• _What the exercise asks_:
Write each record again exactly as it stands.
+++ Data records
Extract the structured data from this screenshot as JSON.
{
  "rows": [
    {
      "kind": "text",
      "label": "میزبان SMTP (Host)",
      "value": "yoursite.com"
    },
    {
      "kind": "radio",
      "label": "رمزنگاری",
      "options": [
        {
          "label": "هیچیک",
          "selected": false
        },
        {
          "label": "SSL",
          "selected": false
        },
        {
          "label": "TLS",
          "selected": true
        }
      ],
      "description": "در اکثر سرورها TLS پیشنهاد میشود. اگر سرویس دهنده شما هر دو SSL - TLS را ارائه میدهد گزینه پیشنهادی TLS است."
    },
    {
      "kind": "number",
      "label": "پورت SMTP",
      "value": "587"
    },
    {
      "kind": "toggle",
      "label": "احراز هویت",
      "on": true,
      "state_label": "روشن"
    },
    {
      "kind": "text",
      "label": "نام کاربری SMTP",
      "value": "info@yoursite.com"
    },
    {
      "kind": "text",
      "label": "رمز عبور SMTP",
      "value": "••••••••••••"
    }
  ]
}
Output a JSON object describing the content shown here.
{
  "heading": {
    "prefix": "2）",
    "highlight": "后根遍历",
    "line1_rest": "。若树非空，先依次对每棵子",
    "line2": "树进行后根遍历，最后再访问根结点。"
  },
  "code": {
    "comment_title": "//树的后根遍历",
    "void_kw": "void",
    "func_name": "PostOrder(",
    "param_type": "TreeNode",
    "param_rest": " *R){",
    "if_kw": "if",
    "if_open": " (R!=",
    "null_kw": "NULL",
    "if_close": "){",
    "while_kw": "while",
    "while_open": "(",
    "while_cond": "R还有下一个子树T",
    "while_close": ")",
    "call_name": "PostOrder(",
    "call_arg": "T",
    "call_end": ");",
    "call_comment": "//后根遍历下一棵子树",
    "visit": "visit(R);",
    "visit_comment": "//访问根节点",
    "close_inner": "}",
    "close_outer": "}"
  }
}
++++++
• _Exercise solution_:
Extract the structured data from this screenshot as JSON.
{
  "rows": [
    {
      "kind": "text",
      "label": "میزبان SMTP (Host)",
      "value": "yoursite.com"
    },
    {
      "kind": "radio",
      "label": "رمزنگاری",
      "options": [
        {
          "label": "هیچیک",
          "selected": false
        },
        {
          "label": "SSL",
          "selected": false
        },
        {
          "label": "TLS",
          "selected": true
        }
      ],
      "description": "در اکثر سرورها TLS پیشنهاد میشود. اگر سرویس دهنده شما هر دو SSL - TLS را ارائه میدهد گزینه پیشنهادی TLS است."
    },
    {
      "kind": "number",
      "label": "پورت SMTP",
      "value": "587"
    },
    {
      "kind": "toggle",
      "label": "احراز هویت",
      "on": true,
      "state_label": "روشن"
    },
    {
      "kind": "text",
      "label": "نام کاربری SMTP",
      "value": "info@yoursite.com"
    },
    {
      "kind": "text",
      "label": "رمز عبور SMTP",
      "value": "••••••••••••"
    }
  ]
}
Output a JSON object describing the content shown here.
{
  "heading": {
    "prefix": "2）",
    "highlight": "后根遍历",
    "line1_rest": "。若树非空，先依次对每棵子",
    "line2": "树进行后根遍历，最后再访问根结点。"
  },
  "code": {
    "comment_title": "//树的后根遍历",
    "void_kw": "void",
    "func_name": "PostOrder(",
    "param_type": "TreeNode",
    "param_rest": " *R){",
    "if_kw": "if",
    "if_open": " (R!=",
    "null_kw": "NULL",
    "if_close": "){",
    "while_kw": "while",
    "while_open": "(",
    "while_cond": "R还有下一个子树T",
    "while_close": ")",
    "call_name": "PostOrder(",
    "call_arg": "T",
    "call_end": ");",
    "call_comment": "//后根遍历下一棵子树",
    "visit": "visit(R);",
    "visit_comment": "//访问根节点",
    "close_inner": "}",
    "close_outer": "}"
  }
}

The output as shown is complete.